=== Task goal ===
Tally up the lines in the material where the word "register" appears, then give the total and nothing else.

- Opening Delimiter -

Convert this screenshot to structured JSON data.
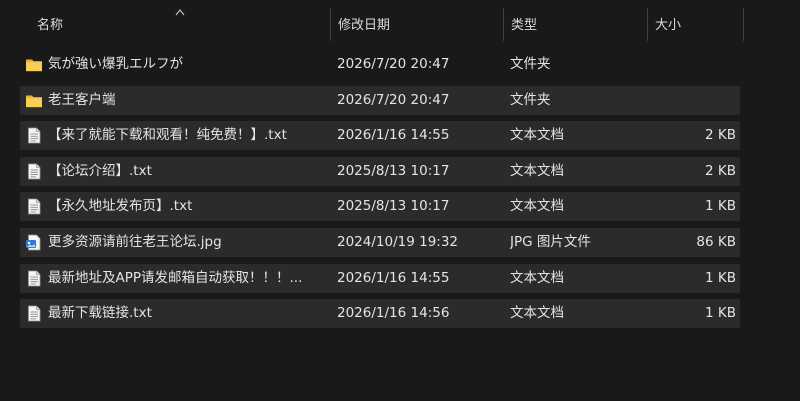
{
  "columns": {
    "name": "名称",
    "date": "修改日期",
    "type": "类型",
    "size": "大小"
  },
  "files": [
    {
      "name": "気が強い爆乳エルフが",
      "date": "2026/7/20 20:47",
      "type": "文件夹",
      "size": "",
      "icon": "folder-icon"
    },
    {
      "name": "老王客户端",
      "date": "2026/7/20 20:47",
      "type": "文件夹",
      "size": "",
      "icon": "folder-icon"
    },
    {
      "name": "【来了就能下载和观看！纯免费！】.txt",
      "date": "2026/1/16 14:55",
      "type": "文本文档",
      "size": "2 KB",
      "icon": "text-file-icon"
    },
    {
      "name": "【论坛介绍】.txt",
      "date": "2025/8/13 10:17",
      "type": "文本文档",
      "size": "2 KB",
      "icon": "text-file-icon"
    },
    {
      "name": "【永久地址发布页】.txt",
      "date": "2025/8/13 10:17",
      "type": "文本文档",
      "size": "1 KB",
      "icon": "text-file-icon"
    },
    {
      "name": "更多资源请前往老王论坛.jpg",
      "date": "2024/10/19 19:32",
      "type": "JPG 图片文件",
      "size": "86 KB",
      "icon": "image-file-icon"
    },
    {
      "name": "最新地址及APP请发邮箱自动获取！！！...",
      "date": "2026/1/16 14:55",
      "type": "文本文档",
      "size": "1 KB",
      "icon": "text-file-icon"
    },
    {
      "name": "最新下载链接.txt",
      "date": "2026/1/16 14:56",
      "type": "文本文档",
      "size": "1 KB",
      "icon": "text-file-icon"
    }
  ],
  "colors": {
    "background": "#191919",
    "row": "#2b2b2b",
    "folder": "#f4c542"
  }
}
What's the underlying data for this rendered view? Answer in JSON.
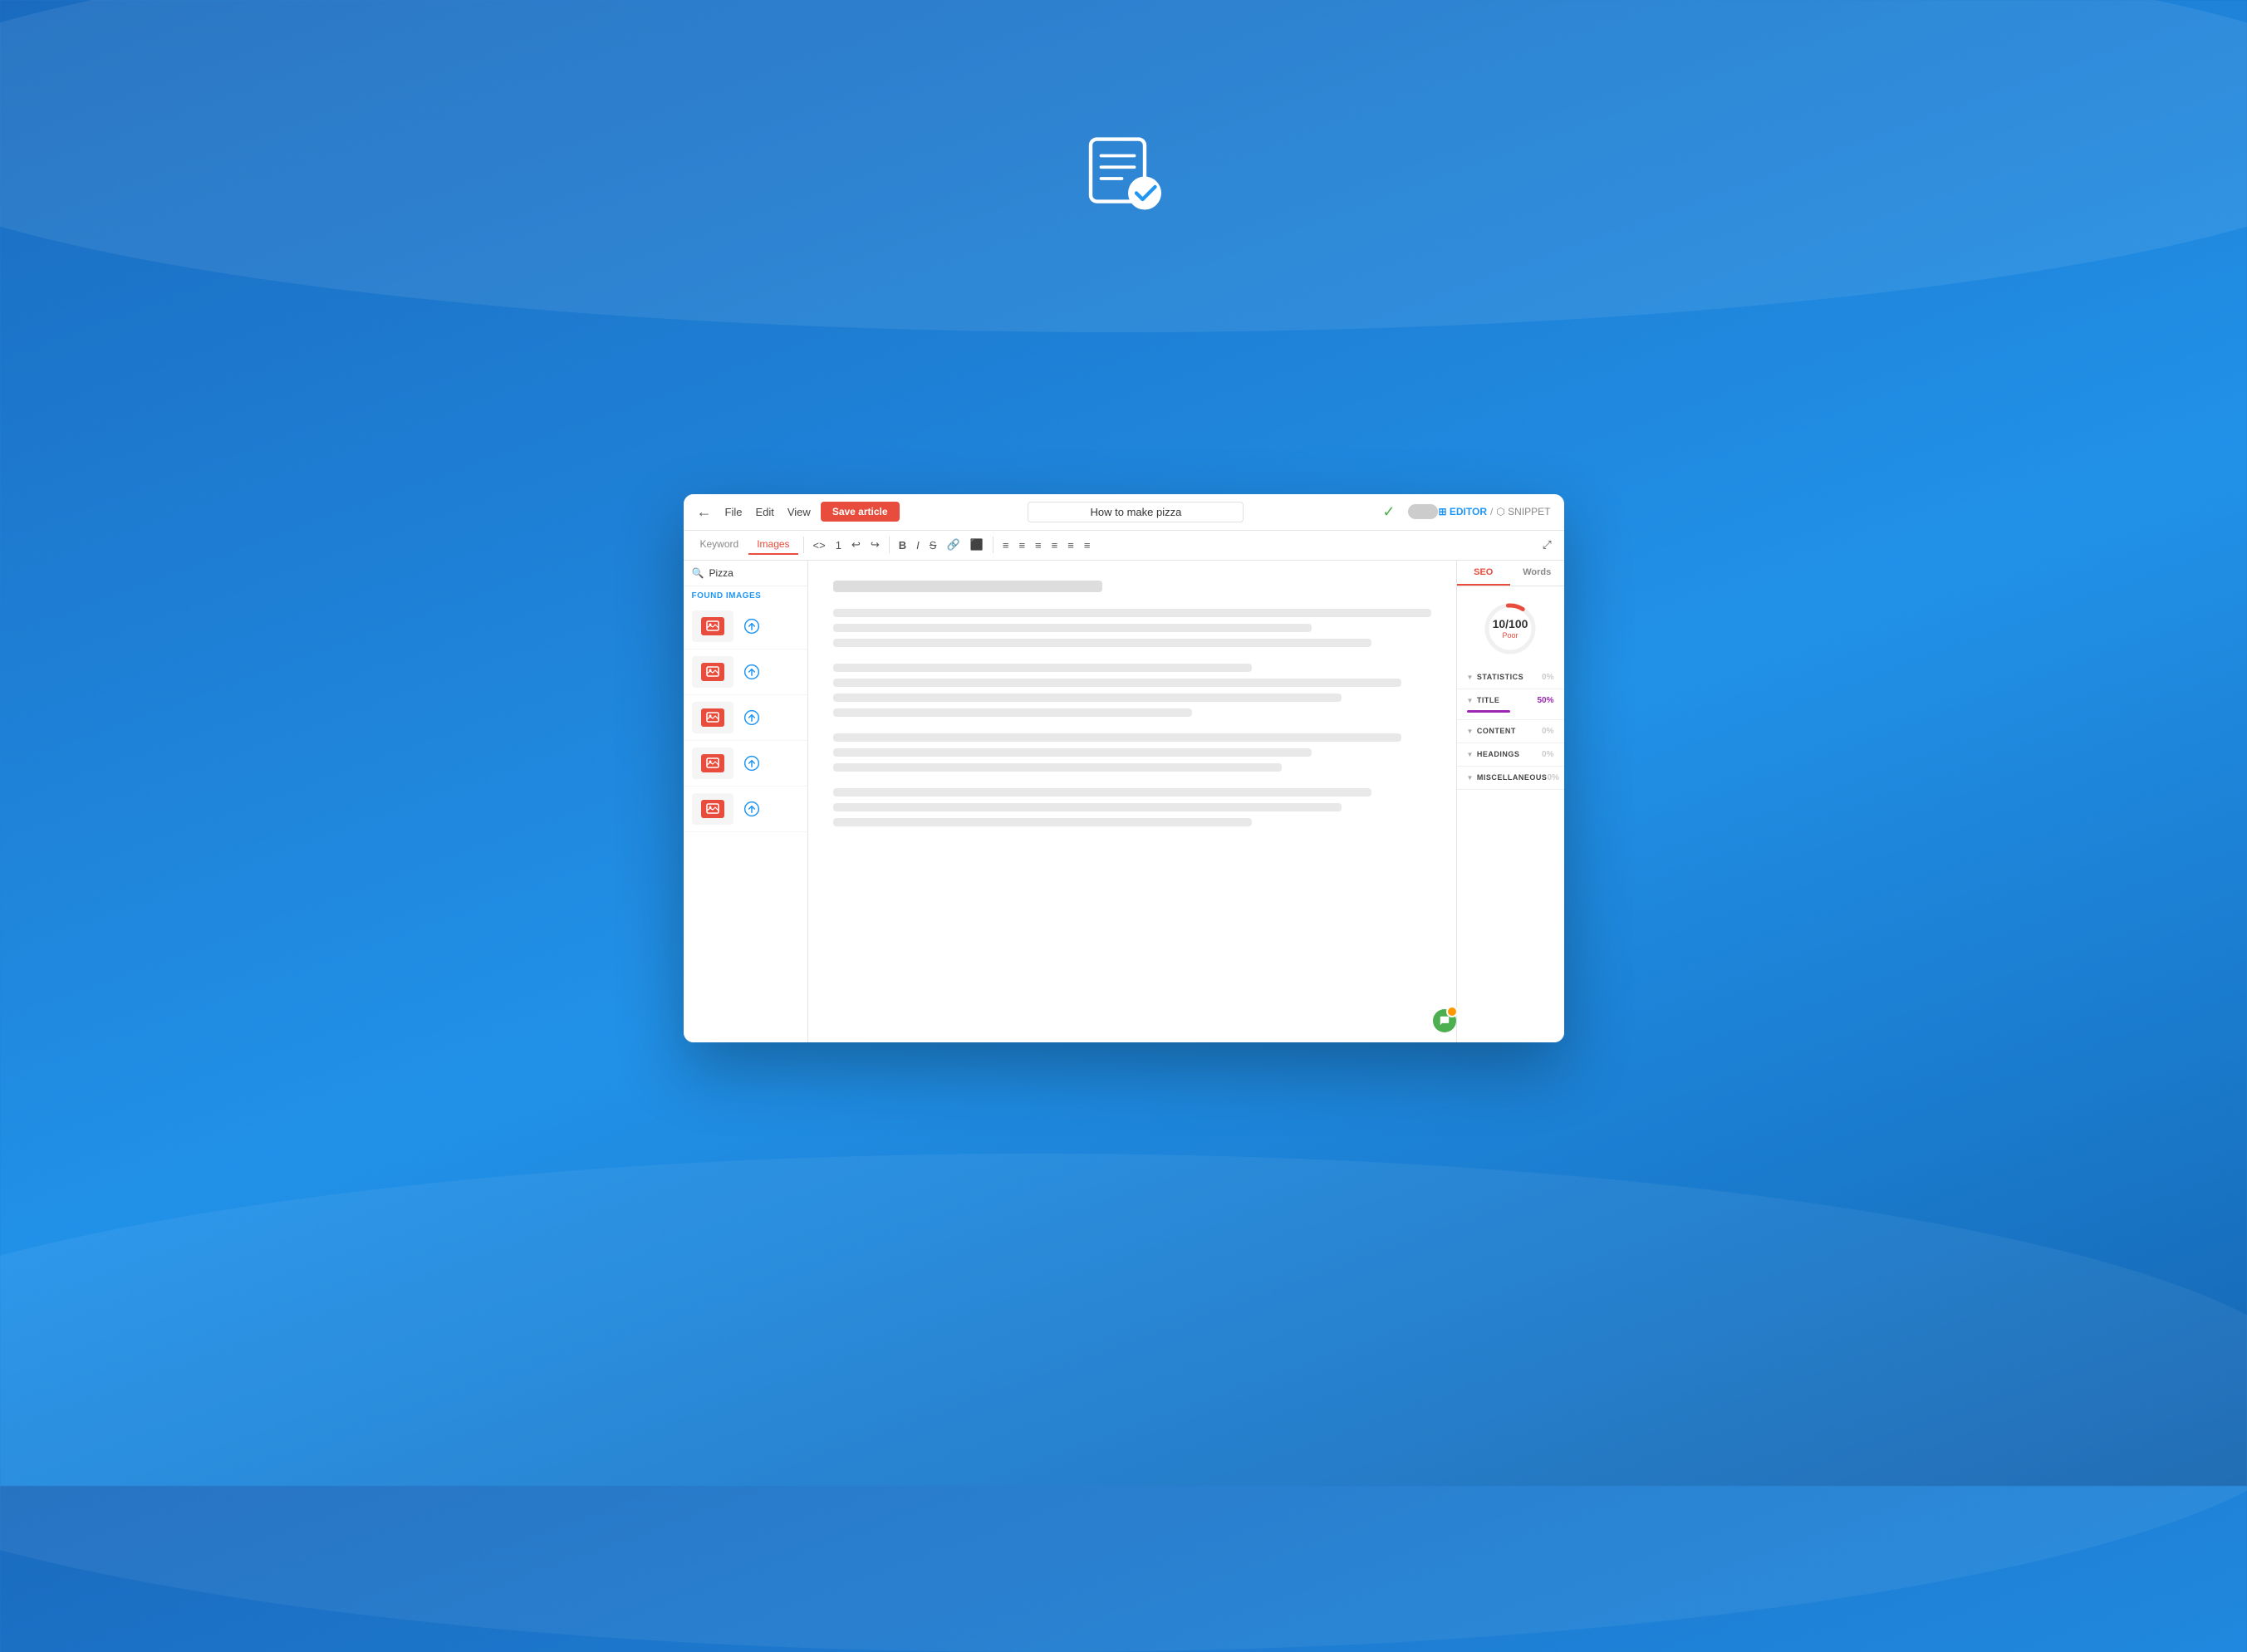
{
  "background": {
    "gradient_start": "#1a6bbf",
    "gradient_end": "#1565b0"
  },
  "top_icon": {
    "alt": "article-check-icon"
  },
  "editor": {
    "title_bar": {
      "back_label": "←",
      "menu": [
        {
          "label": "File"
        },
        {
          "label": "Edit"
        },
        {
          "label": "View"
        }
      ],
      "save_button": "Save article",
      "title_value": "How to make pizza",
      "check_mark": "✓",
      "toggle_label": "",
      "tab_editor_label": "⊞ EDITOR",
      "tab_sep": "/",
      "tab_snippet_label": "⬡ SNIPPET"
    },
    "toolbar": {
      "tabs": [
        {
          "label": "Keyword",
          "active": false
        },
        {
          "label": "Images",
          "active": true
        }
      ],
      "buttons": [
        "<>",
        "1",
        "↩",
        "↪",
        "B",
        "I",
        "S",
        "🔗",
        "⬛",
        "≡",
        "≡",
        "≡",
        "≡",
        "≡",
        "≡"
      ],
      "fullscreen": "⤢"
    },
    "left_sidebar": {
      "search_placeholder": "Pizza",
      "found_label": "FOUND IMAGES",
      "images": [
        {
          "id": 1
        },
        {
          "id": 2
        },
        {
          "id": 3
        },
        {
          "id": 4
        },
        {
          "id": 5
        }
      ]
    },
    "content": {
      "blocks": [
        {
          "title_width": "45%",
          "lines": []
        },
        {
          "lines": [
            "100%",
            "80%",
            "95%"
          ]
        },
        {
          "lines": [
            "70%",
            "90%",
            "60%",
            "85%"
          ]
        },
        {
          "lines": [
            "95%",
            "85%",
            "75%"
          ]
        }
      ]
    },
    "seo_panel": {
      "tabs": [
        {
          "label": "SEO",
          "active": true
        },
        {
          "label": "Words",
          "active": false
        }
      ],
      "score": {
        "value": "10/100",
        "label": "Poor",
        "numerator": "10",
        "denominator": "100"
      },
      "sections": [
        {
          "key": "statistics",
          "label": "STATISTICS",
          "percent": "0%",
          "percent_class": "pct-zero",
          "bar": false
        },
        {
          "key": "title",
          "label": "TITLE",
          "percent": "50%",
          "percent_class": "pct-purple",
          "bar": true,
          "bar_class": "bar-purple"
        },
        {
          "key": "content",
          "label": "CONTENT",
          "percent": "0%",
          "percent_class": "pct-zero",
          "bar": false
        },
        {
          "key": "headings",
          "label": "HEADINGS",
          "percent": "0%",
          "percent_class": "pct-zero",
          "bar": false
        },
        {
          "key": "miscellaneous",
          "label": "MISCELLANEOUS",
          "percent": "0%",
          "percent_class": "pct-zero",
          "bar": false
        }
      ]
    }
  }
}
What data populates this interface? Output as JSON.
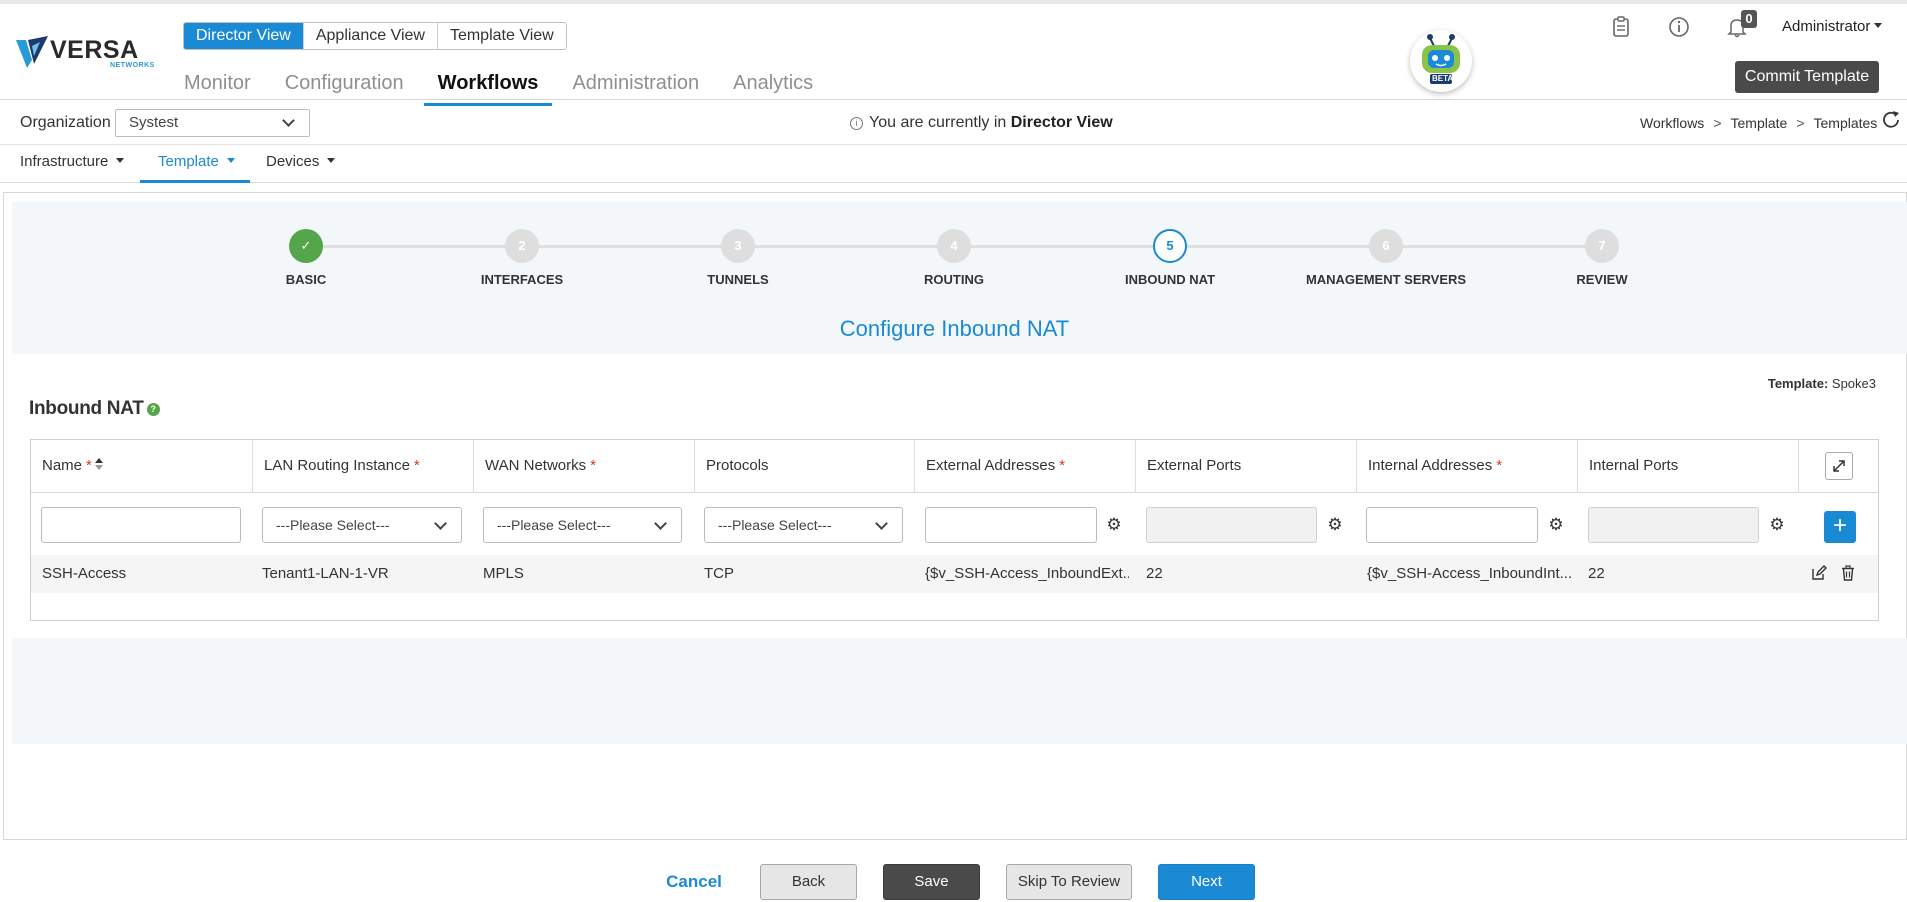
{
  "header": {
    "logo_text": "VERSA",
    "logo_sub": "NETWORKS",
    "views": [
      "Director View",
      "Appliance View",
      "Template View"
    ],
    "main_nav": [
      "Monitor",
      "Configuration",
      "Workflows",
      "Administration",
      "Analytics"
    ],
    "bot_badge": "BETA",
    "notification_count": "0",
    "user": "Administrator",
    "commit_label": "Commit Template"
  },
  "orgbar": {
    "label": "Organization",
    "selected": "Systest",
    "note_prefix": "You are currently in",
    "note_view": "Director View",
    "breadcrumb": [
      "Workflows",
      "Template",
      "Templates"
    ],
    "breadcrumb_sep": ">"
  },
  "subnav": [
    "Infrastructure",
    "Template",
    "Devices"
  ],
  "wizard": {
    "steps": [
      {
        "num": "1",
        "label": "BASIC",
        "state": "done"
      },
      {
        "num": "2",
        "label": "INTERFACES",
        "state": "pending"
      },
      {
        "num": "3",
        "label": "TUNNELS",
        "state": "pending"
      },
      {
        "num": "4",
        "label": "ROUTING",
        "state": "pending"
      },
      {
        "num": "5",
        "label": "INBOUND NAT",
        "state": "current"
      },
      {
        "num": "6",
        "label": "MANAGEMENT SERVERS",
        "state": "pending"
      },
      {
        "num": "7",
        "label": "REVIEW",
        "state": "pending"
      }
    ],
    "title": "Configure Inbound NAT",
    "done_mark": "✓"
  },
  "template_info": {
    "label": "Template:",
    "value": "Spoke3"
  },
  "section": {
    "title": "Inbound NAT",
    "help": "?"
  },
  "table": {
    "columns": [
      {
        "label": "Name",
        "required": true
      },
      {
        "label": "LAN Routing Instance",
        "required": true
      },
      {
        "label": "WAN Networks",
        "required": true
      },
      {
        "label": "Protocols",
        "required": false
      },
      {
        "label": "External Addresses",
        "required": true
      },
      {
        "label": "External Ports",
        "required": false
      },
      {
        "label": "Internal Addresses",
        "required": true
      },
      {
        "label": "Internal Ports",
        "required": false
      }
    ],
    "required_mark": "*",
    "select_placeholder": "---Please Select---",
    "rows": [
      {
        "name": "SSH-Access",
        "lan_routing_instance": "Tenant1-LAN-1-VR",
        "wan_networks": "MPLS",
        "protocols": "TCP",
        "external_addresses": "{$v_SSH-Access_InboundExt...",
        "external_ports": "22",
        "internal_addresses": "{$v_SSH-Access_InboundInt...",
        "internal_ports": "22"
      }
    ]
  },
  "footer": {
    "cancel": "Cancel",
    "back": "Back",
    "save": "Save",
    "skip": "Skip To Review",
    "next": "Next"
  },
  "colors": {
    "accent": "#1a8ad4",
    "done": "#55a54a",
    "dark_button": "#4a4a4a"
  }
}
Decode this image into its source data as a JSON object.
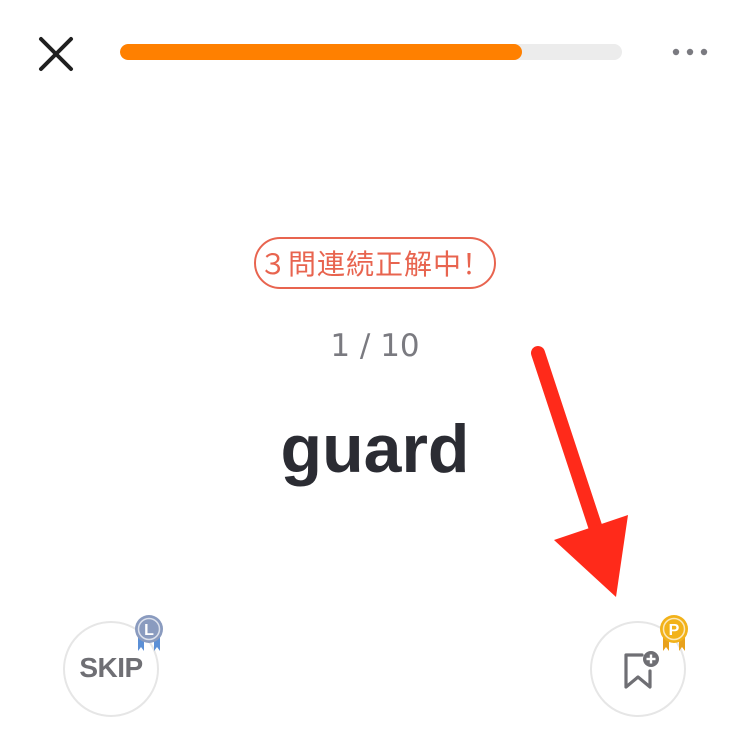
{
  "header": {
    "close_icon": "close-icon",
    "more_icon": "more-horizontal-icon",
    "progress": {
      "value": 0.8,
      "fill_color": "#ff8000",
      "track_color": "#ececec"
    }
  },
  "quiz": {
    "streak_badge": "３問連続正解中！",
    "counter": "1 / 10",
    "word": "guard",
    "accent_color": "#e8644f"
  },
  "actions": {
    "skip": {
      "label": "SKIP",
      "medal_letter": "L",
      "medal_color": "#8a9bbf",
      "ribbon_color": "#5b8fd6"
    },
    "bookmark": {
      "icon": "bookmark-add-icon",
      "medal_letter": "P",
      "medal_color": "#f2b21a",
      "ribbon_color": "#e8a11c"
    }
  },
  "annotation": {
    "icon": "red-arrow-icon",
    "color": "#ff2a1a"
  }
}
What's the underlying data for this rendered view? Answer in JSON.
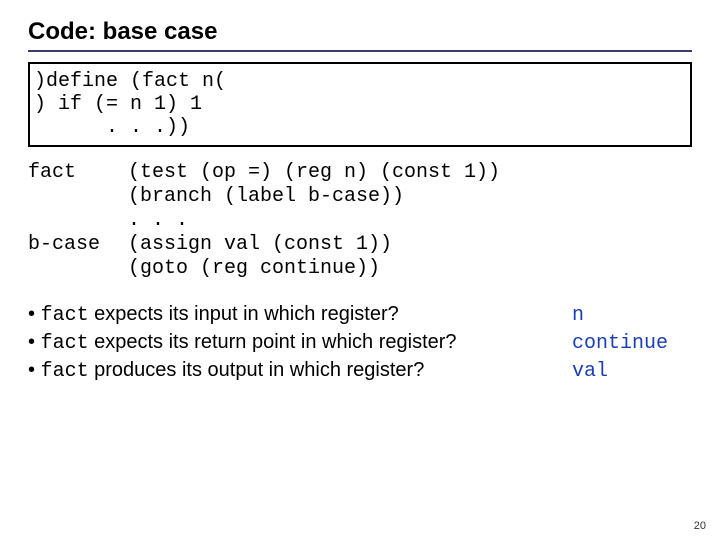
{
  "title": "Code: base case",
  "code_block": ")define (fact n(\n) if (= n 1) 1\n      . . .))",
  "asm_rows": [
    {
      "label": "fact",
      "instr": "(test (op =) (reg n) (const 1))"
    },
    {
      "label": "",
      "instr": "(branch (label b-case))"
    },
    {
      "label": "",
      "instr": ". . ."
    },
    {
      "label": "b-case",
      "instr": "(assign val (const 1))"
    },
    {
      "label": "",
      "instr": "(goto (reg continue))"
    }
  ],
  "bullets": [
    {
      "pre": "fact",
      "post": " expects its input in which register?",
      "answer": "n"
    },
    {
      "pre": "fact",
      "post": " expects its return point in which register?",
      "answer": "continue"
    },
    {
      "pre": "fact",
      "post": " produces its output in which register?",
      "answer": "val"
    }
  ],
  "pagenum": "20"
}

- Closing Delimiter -

=== Result of this task ===
3